Exercise |
Below is a set of records, and all of them should be retyped exactly, minus the pictures.
══ Source information ══
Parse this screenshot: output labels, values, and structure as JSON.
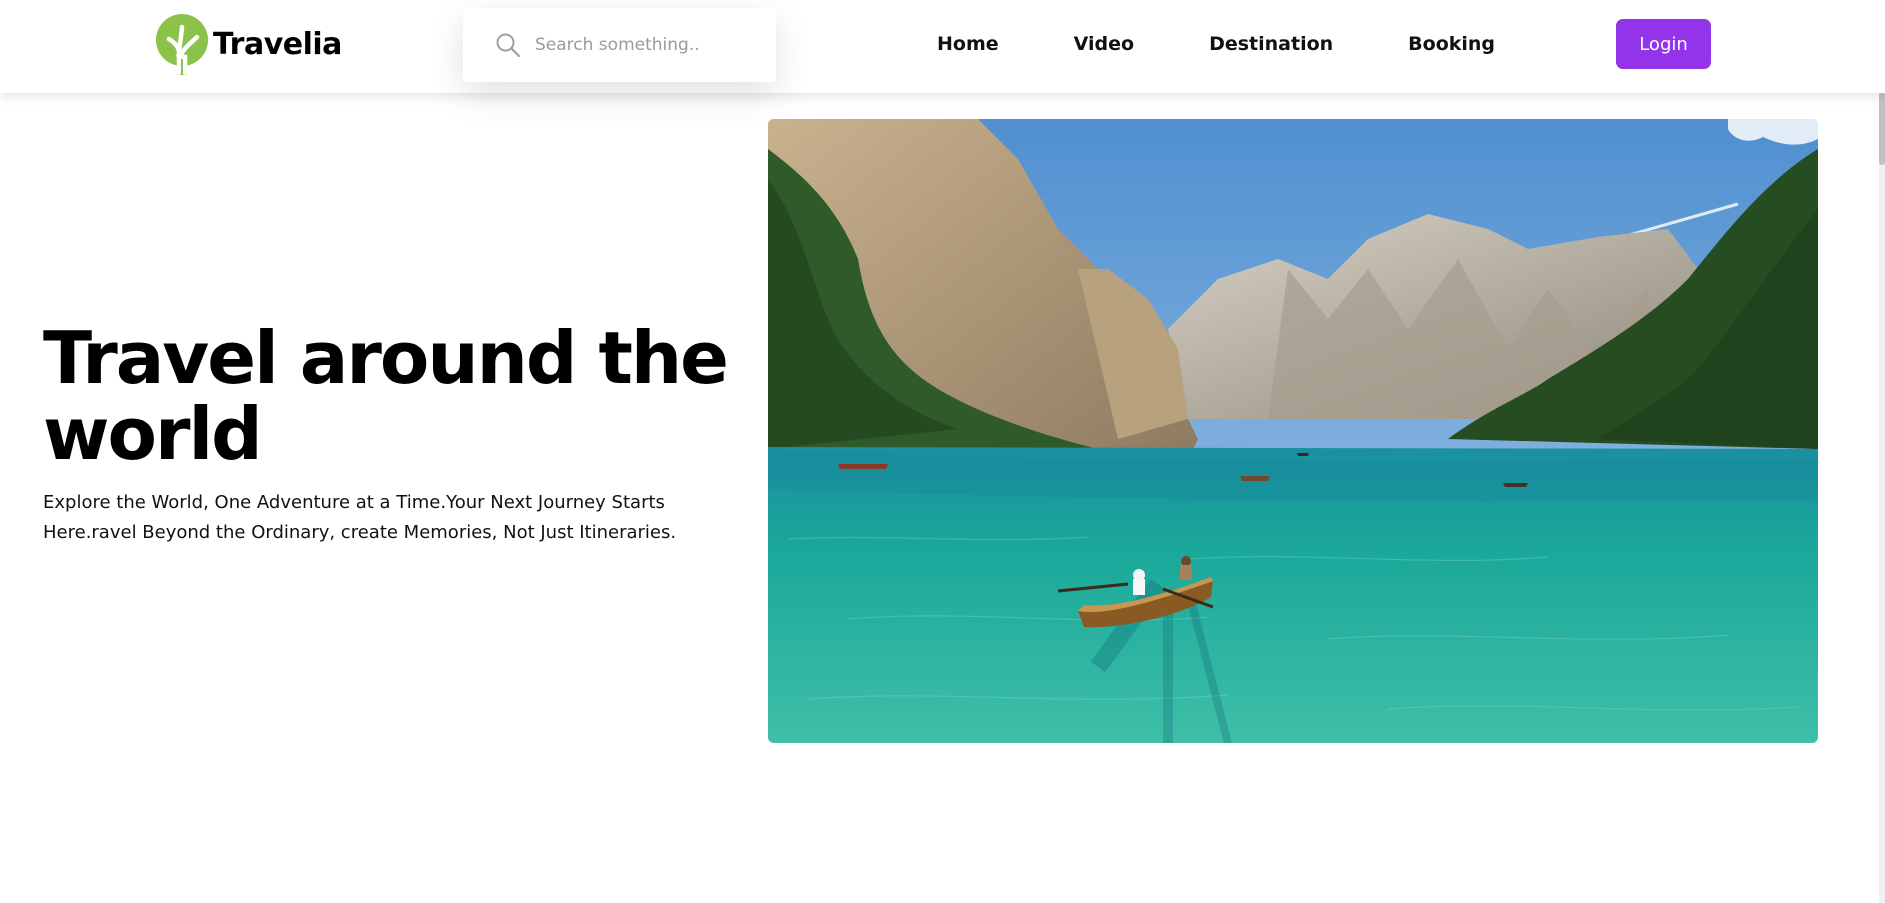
{
  "brand": {
    "name": "Travelia",
    "color": "#8bc34a"
  },
  "search": {
    "placeholder": "Search something.."
  },
  "nav": {
    "items": [
      {
        "label": "Home"
      },
      {
        "label": "Video"
      },
      {
        "label": "Destination"
      },
      {
        "label": "Booking"
      }
    ]
  },
  "login": {
    "label": "Login",
    "color": "#9333ea"
  },
  "hero": {
    "title": "Travel around the world",
    "description": "Explore the World, One Adventure at a Time.Your Next Journey Starts Here.ravel Beyond the Ordinary, create Memories, Not Just Itineraries."
  },
  "icons": {
    "logo": "tree-logo-icon",
    "search": "search-icon"
  }
}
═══
Expected answer |
Parse this screenshot: output labels, values, and structure as JSON.
{
  "brand": {
    "name": "Travelia",
    "color": "#8bc34a"
  },
  "search": {
    "placeholder": "Search something.."
  },
  "nav": {
    "items": [
      {
        "label": "Home"
      },
      {
        "label": "Video"
      },
      {
        "label": "Destination"
      },
      {
        "label": "Booking"
      }
    ]
  },
  "login": {
    "label": "Login",
    "color": "#9333ea"
  },
  "hero": {
    "title": "Travel around the world",
    "description": "Explore the World, One Adventure at a Time.Your Next Journey Starts Here.ravel Beyond the Ordinary, create Memories, Not Just Itineraries."
  },
  "icons": {
    "logo": "tree-logo-icon",
    "search": "search-icon"
  }
}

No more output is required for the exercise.